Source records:
↓

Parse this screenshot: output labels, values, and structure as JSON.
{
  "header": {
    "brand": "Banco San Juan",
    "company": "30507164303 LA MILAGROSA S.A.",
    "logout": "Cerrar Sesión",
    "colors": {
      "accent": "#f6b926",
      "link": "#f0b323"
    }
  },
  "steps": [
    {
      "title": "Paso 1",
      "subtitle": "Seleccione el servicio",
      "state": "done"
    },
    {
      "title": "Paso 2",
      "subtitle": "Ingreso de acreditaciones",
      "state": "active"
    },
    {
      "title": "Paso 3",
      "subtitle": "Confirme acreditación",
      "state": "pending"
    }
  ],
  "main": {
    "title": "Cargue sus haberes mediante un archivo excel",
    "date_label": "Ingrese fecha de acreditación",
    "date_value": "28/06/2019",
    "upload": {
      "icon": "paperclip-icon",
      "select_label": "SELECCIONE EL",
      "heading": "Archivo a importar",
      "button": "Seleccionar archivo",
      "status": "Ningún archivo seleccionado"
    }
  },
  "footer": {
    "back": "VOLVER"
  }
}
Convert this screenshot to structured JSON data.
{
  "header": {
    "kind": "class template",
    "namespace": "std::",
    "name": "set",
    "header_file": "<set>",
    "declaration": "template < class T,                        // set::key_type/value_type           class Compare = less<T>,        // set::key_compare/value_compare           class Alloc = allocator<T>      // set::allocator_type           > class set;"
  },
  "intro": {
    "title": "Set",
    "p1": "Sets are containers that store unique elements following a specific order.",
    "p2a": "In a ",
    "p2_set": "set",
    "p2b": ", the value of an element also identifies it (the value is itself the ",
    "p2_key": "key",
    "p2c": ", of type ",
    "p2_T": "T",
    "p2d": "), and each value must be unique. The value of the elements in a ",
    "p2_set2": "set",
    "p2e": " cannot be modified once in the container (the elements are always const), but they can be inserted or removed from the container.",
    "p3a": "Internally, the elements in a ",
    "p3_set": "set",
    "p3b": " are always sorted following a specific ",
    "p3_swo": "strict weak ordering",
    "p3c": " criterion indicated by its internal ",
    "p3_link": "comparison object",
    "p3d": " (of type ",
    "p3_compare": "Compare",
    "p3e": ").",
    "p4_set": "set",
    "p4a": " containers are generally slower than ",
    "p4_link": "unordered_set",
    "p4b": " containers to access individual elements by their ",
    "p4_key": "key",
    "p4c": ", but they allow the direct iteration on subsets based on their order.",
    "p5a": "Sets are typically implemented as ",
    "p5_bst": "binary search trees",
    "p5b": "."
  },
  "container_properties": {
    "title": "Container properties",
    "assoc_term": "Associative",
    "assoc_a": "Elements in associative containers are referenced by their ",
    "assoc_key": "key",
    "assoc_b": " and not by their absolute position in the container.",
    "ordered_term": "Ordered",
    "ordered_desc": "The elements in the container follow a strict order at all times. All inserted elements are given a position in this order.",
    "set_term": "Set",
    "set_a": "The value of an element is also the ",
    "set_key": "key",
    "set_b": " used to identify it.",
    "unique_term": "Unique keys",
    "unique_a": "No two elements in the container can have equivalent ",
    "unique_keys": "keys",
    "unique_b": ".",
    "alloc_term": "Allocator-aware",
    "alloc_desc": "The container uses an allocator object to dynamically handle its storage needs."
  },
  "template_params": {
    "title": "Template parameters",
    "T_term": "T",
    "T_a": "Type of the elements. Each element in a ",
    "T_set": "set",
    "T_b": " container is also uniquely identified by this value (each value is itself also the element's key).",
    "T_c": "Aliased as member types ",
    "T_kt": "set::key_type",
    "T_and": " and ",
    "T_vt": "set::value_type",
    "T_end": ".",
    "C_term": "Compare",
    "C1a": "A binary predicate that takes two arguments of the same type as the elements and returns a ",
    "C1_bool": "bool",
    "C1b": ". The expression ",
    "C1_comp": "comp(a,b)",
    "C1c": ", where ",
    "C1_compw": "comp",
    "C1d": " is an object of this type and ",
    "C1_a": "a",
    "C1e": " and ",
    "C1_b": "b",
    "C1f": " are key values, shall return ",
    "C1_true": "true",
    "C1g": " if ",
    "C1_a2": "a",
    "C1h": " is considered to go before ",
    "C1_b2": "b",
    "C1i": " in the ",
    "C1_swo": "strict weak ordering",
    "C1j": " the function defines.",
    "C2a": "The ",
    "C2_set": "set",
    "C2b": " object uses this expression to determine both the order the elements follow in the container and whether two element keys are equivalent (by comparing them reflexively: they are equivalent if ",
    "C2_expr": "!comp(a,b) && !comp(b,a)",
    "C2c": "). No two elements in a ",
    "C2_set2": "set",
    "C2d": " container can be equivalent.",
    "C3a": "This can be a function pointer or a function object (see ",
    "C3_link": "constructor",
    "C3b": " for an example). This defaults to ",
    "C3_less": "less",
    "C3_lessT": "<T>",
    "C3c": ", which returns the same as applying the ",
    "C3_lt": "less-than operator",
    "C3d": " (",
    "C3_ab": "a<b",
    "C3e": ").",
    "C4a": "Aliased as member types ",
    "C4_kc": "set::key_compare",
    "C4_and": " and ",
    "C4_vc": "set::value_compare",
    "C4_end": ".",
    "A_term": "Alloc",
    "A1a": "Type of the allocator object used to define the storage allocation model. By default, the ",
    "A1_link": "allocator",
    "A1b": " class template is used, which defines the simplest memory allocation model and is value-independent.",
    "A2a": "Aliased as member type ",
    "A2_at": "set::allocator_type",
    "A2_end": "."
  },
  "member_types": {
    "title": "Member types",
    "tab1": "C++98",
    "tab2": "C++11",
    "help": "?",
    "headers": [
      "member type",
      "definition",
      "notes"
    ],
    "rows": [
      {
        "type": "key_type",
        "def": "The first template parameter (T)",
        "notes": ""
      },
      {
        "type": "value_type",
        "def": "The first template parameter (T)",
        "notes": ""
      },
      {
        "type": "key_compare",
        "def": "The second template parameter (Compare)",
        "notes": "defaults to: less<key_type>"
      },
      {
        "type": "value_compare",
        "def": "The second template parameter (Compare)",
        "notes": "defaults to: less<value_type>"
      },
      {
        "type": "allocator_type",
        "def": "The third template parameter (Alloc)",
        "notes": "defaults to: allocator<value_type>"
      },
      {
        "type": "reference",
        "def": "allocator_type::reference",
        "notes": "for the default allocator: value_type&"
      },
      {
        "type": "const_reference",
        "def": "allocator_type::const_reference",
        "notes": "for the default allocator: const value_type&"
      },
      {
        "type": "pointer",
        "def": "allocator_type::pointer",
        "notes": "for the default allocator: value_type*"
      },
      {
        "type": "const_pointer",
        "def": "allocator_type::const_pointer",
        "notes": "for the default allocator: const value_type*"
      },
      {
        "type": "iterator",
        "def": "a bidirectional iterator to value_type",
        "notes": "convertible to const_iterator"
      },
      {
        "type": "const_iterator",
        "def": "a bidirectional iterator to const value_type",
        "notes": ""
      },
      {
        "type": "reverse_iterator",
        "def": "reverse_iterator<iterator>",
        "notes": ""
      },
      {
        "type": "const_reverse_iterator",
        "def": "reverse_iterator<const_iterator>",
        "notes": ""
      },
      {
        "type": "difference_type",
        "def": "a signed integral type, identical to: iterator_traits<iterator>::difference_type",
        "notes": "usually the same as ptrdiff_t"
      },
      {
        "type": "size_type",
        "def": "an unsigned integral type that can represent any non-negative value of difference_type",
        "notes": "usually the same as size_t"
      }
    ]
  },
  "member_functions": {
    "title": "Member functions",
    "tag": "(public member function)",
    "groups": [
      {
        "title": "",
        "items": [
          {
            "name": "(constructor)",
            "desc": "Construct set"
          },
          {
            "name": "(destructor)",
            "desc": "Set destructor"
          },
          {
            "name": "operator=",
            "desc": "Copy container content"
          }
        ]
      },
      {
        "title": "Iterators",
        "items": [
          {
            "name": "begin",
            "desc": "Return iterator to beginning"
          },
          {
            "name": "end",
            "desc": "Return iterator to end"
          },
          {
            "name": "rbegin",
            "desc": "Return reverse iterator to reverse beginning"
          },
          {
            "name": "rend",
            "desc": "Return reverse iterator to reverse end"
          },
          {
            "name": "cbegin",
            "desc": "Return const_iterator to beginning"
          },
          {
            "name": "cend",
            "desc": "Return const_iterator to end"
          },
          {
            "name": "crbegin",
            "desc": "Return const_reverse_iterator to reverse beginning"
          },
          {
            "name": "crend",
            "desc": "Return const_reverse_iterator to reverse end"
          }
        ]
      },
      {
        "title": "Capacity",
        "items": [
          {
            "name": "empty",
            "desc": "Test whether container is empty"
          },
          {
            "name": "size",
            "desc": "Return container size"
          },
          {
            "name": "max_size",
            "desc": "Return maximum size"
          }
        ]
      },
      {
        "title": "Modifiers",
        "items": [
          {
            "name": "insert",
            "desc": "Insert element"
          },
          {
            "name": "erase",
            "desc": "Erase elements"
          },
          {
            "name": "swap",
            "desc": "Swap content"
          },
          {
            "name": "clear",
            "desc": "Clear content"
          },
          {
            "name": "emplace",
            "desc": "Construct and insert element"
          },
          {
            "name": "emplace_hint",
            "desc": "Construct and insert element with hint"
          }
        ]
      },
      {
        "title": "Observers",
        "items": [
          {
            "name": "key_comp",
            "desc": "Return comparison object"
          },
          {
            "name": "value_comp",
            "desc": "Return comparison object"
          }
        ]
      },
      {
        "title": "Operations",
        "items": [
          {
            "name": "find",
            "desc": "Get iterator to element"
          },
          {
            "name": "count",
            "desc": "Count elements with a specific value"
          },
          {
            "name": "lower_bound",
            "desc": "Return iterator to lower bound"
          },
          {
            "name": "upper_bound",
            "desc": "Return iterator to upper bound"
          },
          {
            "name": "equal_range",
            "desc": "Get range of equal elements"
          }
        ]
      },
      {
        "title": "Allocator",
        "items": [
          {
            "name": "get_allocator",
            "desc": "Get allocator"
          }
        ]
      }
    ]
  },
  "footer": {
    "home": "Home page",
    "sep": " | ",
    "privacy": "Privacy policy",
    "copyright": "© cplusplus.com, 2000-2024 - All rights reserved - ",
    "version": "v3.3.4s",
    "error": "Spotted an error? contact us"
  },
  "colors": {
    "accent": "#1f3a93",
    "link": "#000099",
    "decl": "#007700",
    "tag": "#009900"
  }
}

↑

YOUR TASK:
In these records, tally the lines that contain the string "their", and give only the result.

OUTPUT BELOW:
4